**TASK OBJECTIVE**
Output every record word for word, minus the pictures.

====== STORED DATA ======

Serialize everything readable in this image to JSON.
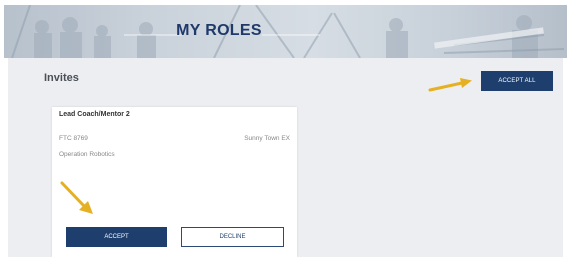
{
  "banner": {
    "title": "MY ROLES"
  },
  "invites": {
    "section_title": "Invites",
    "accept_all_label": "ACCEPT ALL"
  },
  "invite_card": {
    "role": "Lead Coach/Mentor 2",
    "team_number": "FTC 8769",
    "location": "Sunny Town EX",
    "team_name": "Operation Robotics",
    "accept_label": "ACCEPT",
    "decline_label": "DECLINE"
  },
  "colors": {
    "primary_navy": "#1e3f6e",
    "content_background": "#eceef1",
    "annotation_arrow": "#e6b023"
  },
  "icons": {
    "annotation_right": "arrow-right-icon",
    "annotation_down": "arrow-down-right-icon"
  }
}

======

**RESULT OF THE TASK**
Serialize everything readable in this image to JSON.
{
  "banner": {
    "title": "MY ROLES"
  },
  "invites": {
    "section_title": "Invites",
    "accept_all_label": "ACCEPT ALL"
  },
  "invite_card": {
    "role": "Lead Coach/Mentor 2",
    "team_number": "FTC 8769",
    "location": "Sunny Town EX",
    "team_name": "Operation Robotics",
    "accept_label": "ACCEPT",
    "decline_label": "DECLINE"
  },
  "colors": {
    "primary_navy": "#1e3f6e",
    "content_background": "#eceef1",
    "annotation_arrow": "#e6b023"
  },
  "icons": {
    "annotation_right": "arrow-right-icon",
    "annotation_down": "arrow-down-right-icon"
  }
}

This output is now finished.